The Spark’s work reduces the social and economic impact of poor relationships through:
- Supporting relationships of all kinds including those pre- and during marriage, thereby reducing potential conflict and the number of failed relationships which would otherwise require the intervention of social services, the NHS, housing, the local council, the legal system and other statutory bodies.
- Helping vulnerable young people, couples and others understand their relationships with others and giving them the skills to deal with a wide range of issues such as abuse, anger management, self-esteem, self-confidence and inclusion in the wider society, which in turn may reduce violence and family break ups.
- Encouraging people to develop and grow, to become more independent and to value themselves more highly leading them to become more integrated members of society and so more employable.
Reducing or removing the impacts of bad relationships reduces the demand on statutory services such as housing support, social services and the justice system, so giving a positive benefit to society.
The Spark wanted to see just how positive this benefit was, and so asked us to run the Questant Process on their organisation. The charity also wished to see whether they made a positive return on their funding investment as, with funding tightening up, an independent verification of their impact would be crucial.
The Spark has a cocktail of funders including local authorities, charitable trusts and the Lottery.
The Questant Process was applied to the organisation’s data covering a three year period. Staff time involvement was an initial meeting, some provision of data by email – all of which was held by the organisation as standard data – and a follow up meeting once the initial report had been produced.
Applying the Questant Process showed The Spark’s work produced a positive return on funders’ investment, which now allows them to verify their impact when seeking further funding.
Stella Gibson commented “We’ve had evaluations and similar exercises done before which have been time intensive and have taken us away from core service provision. Big attractions for us were how little management time was involved in carrying out the Questant Process, the Process’s robustness and how affordable it was.”
“We were also impressed by how swiftly the Questant team understood our operation and its complexities and how rapidly we got the Report back. The fact that, as an outcome of the Questant Process, we showed a very substantial positive gain for funders was the apex of what has been a very useful exercise.”

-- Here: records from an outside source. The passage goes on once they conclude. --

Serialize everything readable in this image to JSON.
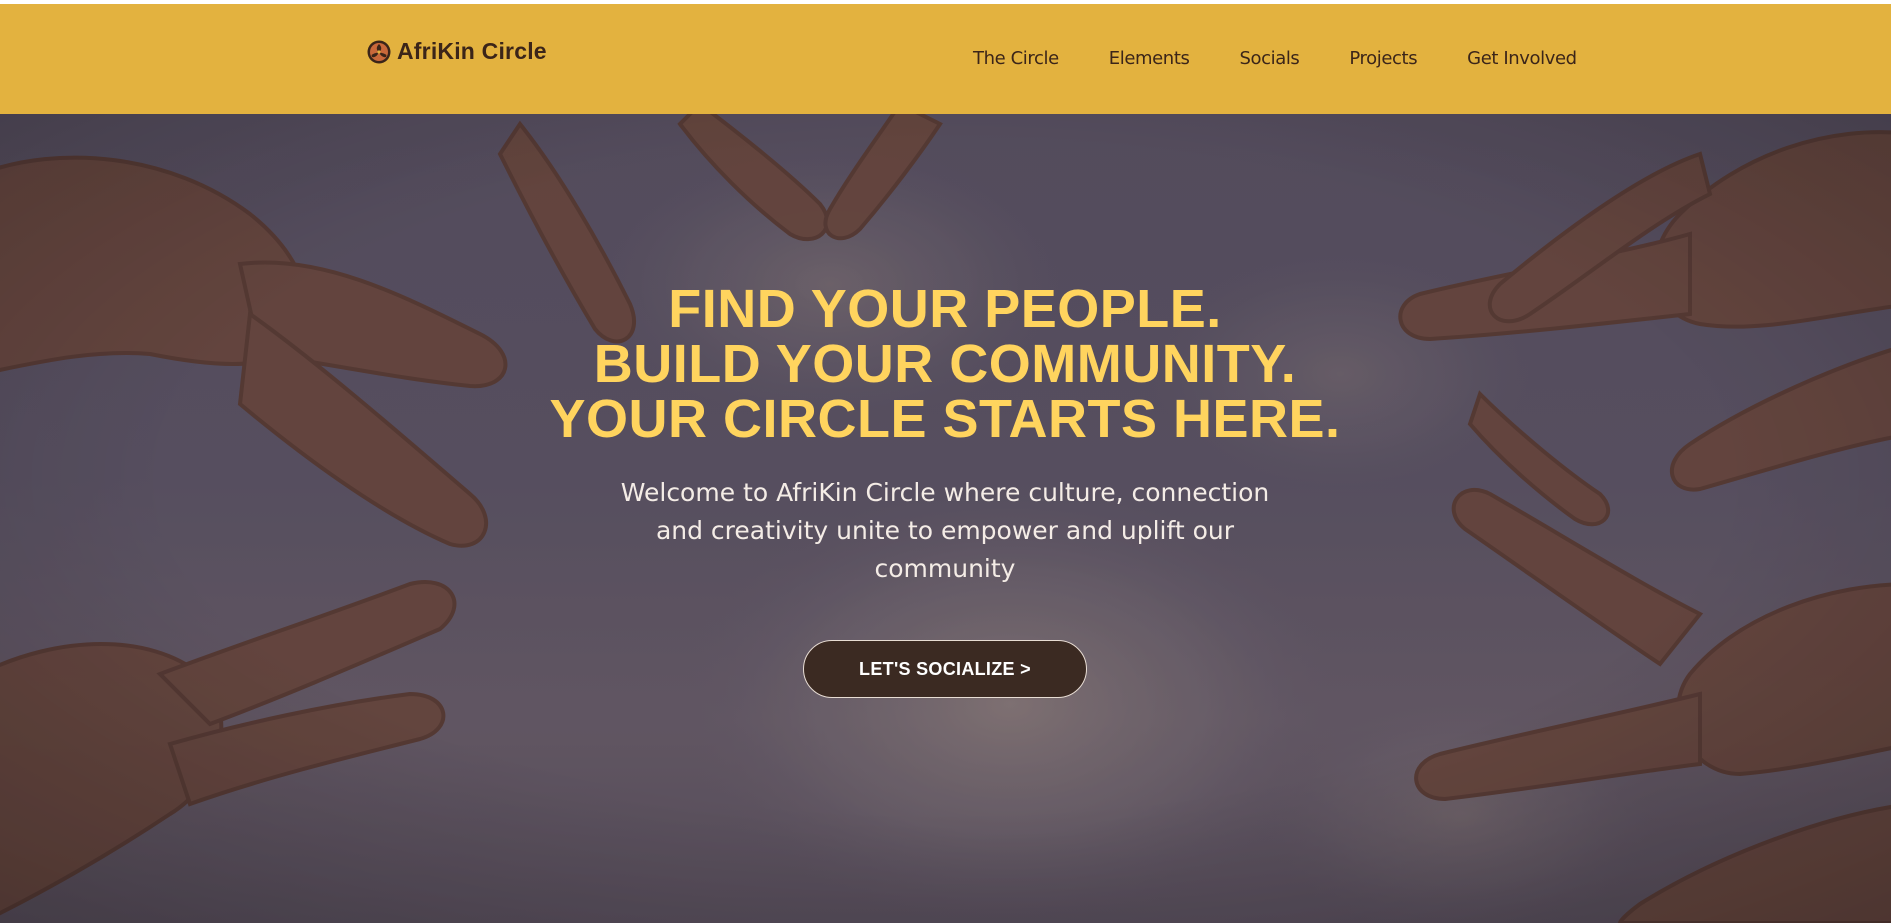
{
  "header": {
    "logo_text": "AfriKin Circle",
    "logo_icon": "afrikin-emblem-icon",
    "nav": [
      {
        "label": "The Circle"
      },
      {
        "label": "Elements"
      },
      {
        "label": "Socials"
      },
      {
        "label": "Projects"
      },
      {
        "label": "Get Involved"
      }
    ]
  },
  "hero": {
    "headline": [
      "FIND YOUR PEOPLE.",
      "BUILD YOUR COMMUNITY.",
      "YOUR CIRCLE STARTS HERE."
    ],
    "subtitle": "Welcome to AfriKin Circle where culture, connection and creativity unite to empower and uplift our community",
    "cta_label": "LET'S SOCIALIZE >"
  },
  "colors": {
    "header_bg": "#e3b23f",
    "headline": "#ffd45e",
    "cta_bg": "#3b2a22",
    "text_dark": "#3b2519"
  }
}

The Spark is now using the Report provided as part of the Questant Process when making further applications for funding.
More information on The Spark can be found on their website